Problem description –
With pictures omitted, copy exactly every line from the one that contains "Give me the" to the end of the listing below.

The input –
──────────
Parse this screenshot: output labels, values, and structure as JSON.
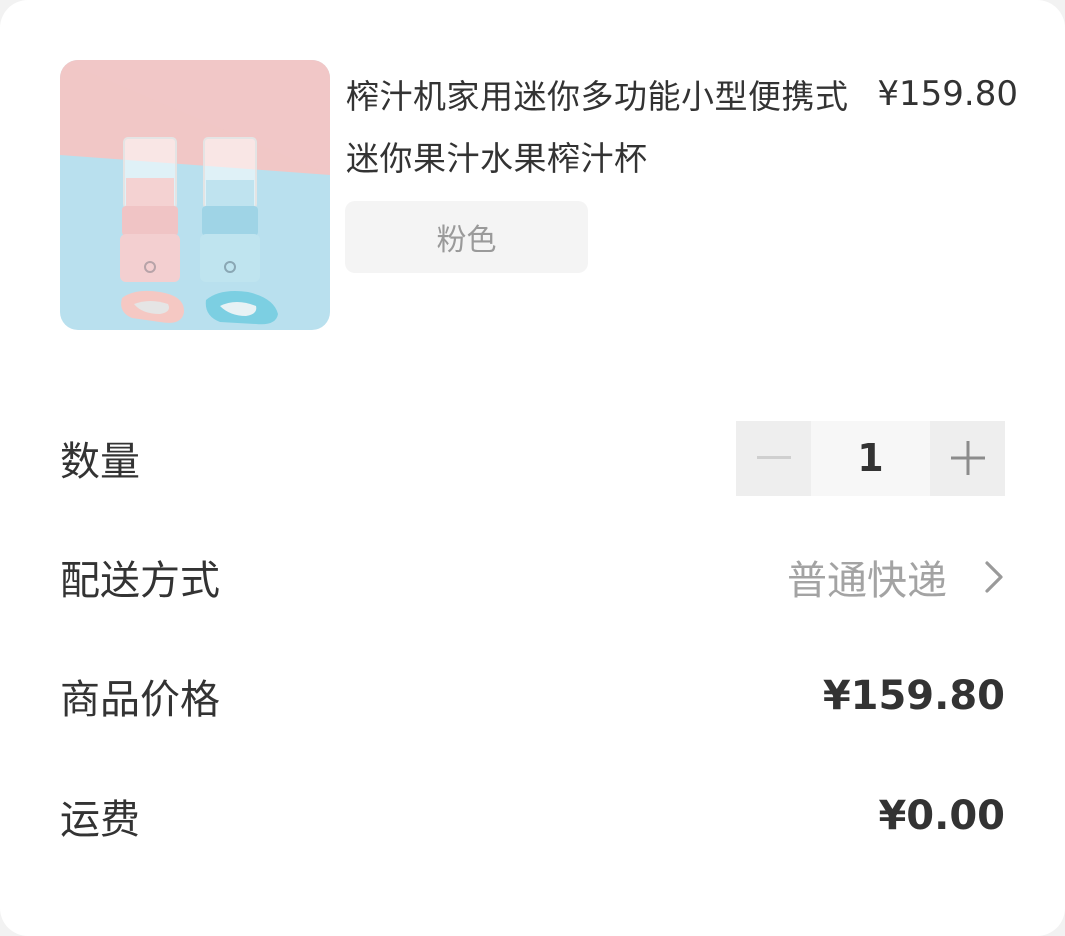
{
  "product": {
    "title": "榨汁机家用迷你多功能小型便携式迷你果汁水果榨汁杯",
    "unit_price": "¥159.80",
    "spec": "粉色",
    "image_colors": {
      "pink_bg": "#f2c6c6",
      "blue_bg": "#b7dfee"
    }
  },
  "quantity": {
    "label": "数量",
    "value": "1",
    "decrement_icon": "minus-icon",
    "increment_icon": "plus-icon"
  },
  "delivery": {
    "label": "配送方式",
    "value": "普通快递",
    "icon": "chevron-right-icon"
  },
  "goods_price": {
    "label": "商品价格",
    "value": "¥159.80"
  },
  "shipping_fee": {
    "label": "运费",
    "value": "¥0.00"
  }
}
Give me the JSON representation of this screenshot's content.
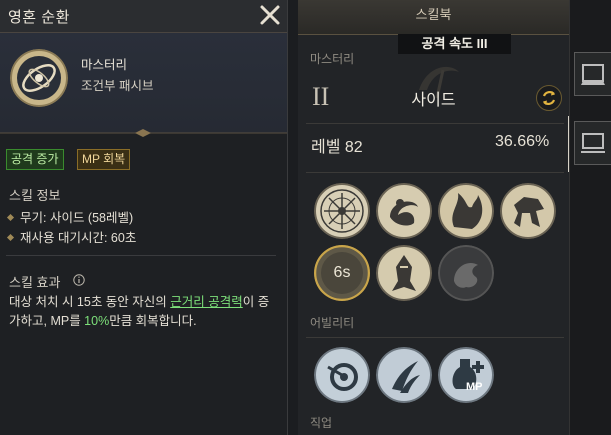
{
  "tooltip": {
    "title": "영혼 순환",
    "skill_name": "마스터리",
    "skill_type": "조건부 패시브",
    "tags": [
      "공격 증가",
      "MP 회복"
    ],
    "info_title": "스킬 정보",
    "info_items": [
      "무기: 사이드 (58레벨)",
      "재사용 대기시간: 60초"
    ],
    "effect_title": "스킬 효과",
    "effect_parts": {
      "p1": "대상 처치 시 15초 동안 자신의 ",
      "highlight1": "근거리 공격력",
      "p2": "이 증가하고, MP를 ",
      "highlight2": "10%",
      "p3": "만큼 회복합니다."
    }
  },
  "skillbook": {
    "title": "스킬북",
    "selected_skill": "공격 속도 III",
    "mastery_label": "마스터리",
    "class_roman": "II",
    "class_name": "사이드",
    "level_label": "레벨 82",
    "level_percent": "36.66%",
    "cooldown_badge": "6s",
    "ability_label": "어빌리티",
    "job_label": "직업",
    "mp_badge": "MP"
  },
  "icons": {
    "close": "close-icon",
    "info": "info-icon",
    "swap": "swap-icon"
  },
  "colors": {
    "tag_green": "#3a8b2e",
    "tag_gold": "#8a6d27",
    "highlight_green": "#7de07a"
  }
}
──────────
Task answer –
Give me the JSON representation of this screenshot's content.
{
  "tooltip": {
    "title": "영혼 순환",
    "skill_name": "마스터리",
    "skill_type": "조건부 패시브",
    "tags": [
      "공격 증가",
      "MP 회복"
    ],
    "info_title": "스킬 정보",
    "info_items": [
      "무기: 사이드 (58레벨)",
      "재사용 대기시간: 60초"
    ],
    "effect_title": "스킬 효과",
    "effect_parts": {
      "p1": "대상 처치 시 15초 동안 자신의 ",
      "highlight1": "근거리 공격력",
      "p2": "이 증가하고, MP를 ",
      "highlight2": "10%",
      "p3": "만큼 회복합니다."
    }
  },
  "skillbook": {
    "title": "스킬북",
    "selected_skill": "공격 속도 III",
    "mastery_label": "마스터리",
    "class_roman": "II",
    "class_name": "사이드",
    "level_label": "레벨 82",
    "level_percent": "36.66%",
    "cooldown_badge": "6s",
    "ability_label": "어빌리티",
    "job_label": "직업",
    "mp_badge": "MP"
  },
  "icons": {
    "close": "close-icon",
    "info": "info-icon",
    "swap": "swap-icon"
  },
  "colors": {
    "tag_green": "#3a8b2e",
    "tag_gold": "#8a6d27",
    "highlight_green": "#7de07a"
  }
}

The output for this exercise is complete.